--- START ---
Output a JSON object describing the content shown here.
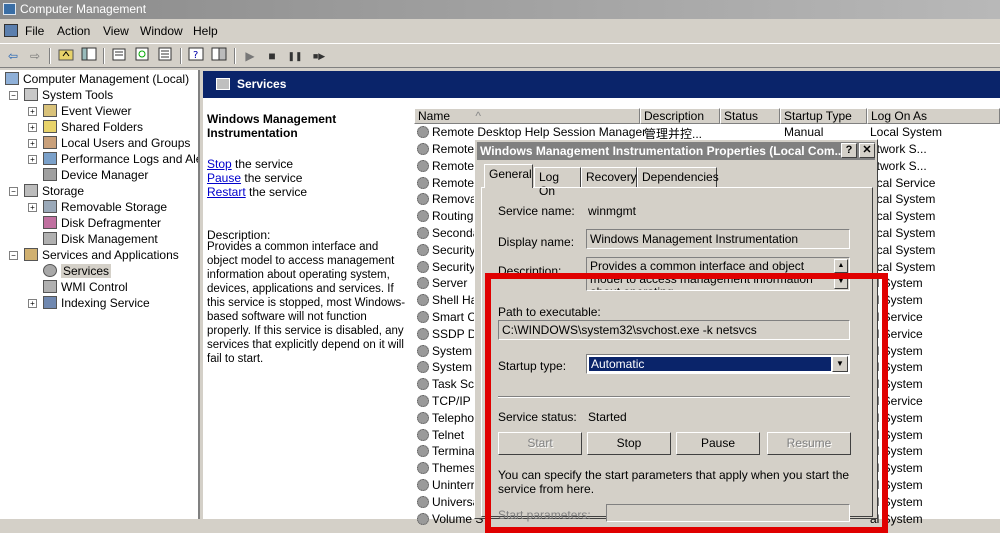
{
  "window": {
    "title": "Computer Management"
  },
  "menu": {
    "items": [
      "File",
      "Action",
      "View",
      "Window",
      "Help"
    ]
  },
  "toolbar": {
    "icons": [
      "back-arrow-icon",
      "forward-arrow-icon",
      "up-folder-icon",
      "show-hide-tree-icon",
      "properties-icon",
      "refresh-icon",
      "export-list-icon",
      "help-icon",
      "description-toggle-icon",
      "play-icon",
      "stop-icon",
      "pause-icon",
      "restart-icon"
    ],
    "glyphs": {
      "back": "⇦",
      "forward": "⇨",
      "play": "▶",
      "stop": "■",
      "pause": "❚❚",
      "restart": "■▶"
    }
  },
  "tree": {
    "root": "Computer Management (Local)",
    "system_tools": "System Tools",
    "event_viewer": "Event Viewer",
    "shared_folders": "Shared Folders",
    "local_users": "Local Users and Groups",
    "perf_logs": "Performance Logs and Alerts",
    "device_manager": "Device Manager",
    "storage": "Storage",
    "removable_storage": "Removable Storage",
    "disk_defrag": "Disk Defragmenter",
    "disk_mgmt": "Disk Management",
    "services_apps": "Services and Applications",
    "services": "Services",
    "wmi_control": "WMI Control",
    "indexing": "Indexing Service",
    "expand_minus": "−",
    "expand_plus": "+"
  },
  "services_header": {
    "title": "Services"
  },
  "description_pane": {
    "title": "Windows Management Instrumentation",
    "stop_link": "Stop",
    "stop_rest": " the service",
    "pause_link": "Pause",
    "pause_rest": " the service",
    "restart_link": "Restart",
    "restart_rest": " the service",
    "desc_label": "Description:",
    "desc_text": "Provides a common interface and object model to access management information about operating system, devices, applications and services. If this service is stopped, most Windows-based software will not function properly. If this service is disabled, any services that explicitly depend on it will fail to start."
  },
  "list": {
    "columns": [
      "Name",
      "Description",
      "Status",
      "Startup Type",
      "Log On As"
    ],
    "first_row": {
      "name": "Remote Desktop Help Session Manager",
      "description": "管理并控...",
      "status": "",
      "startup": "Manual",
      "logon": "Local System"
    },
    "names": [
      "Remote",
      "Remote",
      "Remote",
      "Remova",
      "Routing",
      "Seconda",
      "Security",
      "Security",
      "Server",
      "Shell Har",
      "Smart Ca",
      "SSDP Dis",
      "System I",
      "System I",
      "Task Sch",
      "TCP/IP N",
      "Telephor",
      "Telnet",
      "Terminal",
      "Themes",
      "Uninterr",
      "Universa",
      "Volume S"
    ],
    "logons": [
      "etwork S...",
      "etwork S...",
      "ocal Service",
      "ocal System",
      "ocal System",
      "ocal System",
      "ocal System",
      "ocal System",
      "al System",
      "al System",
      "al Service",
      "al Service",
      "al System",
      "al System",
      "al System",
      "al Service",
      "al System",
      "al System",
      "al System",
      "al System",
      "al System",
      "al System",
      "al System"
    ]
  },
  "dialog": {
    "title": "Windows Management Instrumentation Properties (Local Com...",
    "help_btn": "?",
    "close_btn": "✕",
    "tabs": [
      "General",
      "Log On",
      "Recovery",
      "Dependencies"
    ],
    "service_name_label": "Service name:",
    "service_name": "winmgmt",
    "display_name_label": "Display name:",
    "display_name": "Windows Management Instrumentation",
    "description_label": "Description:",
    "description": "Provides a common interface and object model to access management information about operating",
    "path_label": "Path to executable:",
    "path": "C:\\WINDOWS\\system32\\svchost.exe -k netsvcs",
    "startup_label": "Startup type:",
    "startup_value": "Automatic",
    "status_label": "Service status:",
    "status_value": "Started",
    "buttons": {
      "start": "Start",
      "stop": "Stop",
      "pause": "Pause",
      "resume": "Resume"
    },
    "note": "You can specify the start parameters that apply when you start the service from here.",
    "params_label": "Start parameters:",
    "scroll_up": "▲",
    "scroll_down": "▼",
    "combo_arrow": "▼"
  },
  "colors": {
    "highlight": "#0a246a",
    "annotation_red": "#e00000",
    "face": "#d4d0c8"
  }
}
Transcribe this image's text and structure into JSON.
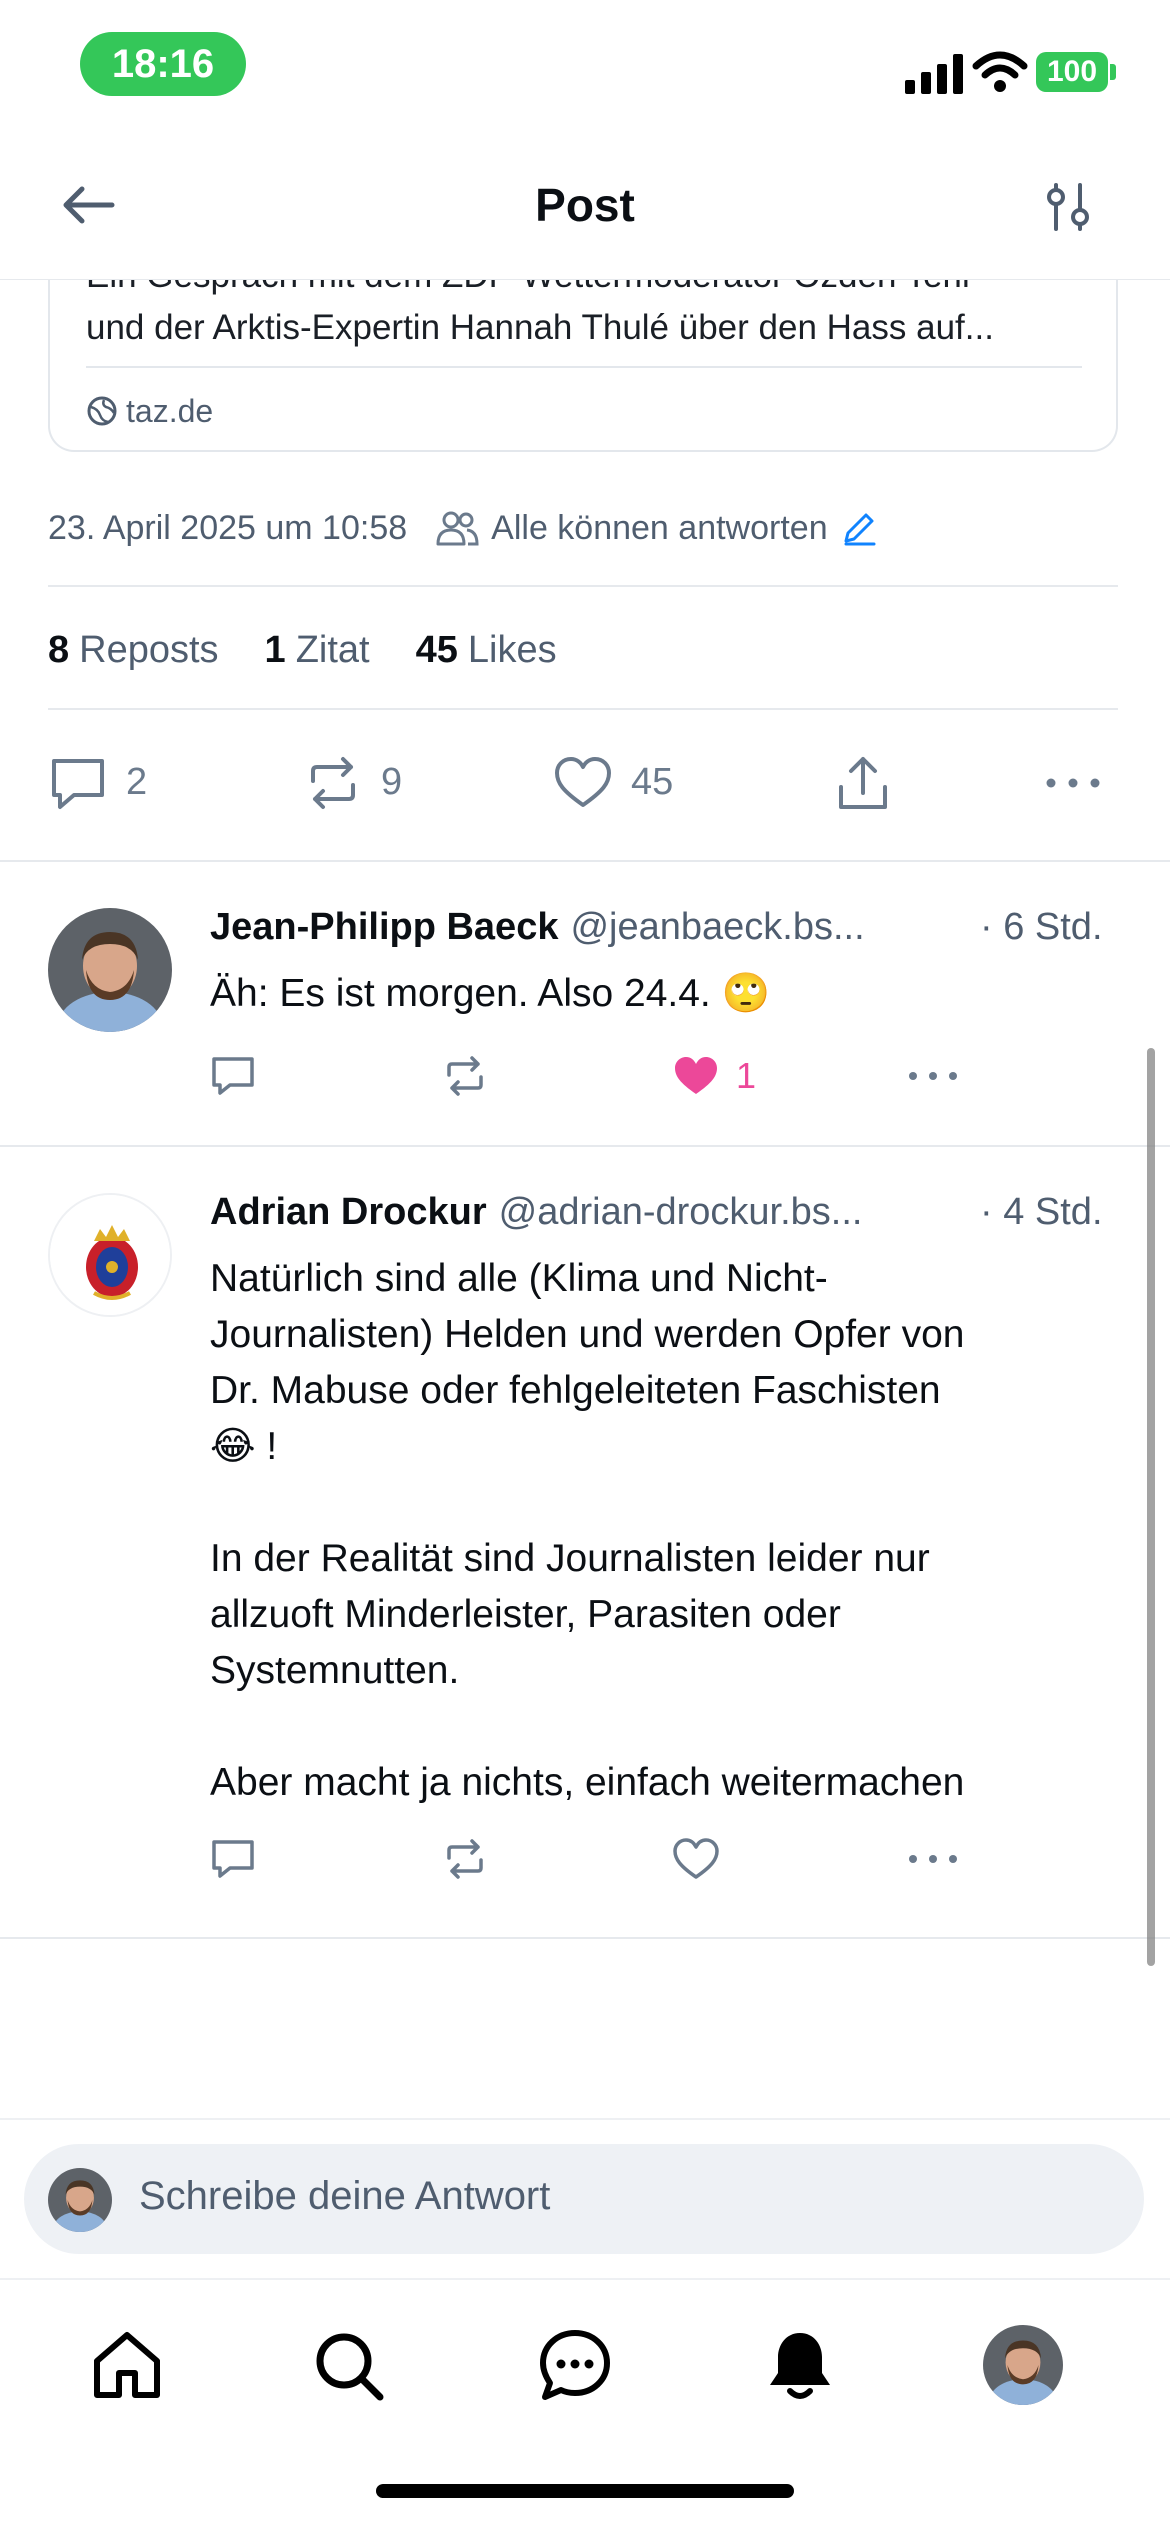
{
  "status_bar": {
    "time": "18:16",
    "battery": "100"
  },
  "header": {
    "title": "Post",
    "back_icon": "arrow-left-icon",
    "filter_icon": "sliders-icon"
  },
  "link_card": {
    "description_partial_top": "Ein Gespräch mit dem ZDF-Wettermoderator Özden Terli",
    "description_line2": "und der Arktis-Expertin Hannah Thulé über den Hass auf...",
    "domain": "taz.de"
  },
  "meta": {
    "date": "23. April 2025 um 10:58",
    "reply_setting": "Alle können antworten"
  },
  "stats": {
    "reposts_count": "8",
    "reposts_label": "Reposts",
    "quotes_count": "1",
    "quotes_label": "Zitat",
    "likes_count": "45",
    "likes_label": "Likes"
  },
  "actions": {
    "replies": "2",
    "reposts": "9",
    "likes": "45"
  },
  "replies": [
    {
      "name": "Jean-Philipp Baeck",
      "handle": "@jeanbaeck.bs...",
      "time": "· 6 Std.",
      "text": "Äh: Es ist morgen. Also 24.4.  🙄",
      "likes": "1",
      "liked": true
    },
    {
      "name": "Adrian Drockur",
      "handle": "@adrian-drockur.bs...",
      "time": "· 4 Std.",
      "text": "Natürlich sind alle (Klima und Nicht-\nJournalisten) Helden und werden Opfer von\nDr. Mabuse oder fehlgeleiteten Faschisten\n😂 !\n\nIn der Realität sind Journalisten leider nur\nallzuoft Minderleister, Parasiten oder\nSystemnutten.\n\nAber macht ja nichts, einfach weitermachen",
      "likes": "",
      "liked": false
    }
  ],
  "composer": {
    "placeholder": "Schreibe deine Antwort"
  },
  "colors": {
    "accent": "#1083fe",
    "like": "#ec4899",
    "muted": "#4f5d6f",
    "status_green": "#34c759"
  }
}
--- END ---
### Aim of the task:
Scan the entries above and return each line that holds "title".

### Task output:
    "title": "Computer Management"
    "title": "Services"
    "title": "Windows Management Instrumentation",
    "title": "Windows Management Instrumentation Properties (Local Com...",
    "title": "Post",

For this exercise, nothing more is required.